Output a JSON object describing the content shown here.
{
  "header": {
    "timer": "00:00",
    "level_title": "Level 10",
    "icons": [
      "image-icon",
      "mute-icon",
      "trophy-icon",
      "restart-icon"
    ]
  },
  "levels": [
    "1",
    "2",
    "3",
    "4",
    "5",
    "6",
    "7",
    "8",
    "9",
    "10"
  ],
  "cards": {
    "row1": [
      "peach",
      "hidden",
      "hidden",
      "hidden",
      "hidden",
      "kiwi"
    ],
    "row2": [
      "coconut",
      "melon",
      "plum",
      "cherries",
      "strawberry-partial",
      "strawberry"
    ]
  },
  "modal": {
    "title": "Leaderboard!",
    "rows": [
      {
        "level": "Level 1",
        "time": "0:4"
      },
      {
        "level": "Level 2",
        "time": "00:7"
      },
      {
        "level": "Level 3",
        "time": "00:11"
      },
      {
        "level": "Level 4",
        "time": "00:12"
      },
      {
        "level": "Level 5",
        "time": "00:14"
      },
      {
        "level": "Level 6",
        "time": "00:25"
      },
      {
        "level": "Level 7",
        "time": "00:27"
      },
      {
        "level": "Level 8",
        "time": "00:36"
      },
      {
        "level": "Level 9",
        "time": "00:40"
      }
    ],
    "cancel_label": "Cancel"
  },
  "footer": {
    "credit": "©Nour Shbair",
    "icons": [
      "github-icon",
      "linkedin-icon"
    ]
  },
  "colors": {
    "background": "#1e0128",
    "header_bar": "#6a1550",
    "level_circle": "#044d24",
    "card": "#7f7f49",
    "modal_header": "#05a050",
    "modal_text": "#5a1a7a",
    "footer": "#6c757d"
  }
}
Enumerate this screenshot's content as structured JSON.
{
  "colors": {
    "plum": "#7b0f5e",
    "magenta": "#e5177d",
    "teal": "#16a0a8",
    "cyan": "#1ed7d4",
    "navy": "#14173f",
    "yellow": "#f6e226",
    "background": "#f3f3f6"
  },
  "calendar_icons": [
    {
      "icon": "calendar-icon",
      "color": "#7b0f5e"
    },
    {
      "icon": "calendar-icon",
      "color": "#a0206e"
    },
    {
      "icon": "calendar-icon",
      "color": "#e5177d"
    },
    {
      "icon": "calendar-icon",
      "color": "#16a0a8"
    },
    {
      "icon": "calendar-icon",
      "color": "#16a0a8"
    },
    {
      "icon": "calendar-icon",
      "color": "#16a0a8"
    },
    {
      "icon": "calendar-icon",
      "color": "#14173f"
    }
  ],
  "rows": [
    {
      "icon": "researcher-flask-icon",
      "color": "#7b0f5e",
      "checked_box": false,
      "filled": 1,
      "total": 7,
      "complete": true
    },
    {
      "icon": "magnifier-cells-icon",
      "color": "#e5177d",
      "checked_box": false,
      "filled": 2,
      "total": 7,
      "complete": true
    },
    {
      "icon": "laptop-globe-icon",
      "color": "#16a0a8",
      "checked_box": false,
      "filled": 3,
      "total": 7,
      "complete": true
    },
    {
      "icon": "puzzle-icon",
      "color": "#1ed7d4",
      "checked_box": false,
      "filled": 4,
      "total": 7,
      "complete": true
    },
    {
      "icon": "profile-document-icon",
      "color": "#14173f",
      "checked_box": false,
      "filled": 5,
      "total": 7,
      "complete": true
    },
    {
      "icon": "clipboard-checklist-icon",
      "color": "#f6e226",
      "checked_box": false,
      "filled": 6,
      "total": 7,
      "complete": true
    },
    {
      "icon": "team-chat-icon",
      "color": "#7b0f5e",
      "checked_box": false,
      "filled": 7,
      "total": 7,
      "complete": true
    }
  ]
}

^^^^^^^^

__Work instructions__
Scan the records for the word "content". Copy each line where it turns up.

__Written response__
Output a JSON object describing the content shown here.
Enumerate this screenshot's content as structured JSON.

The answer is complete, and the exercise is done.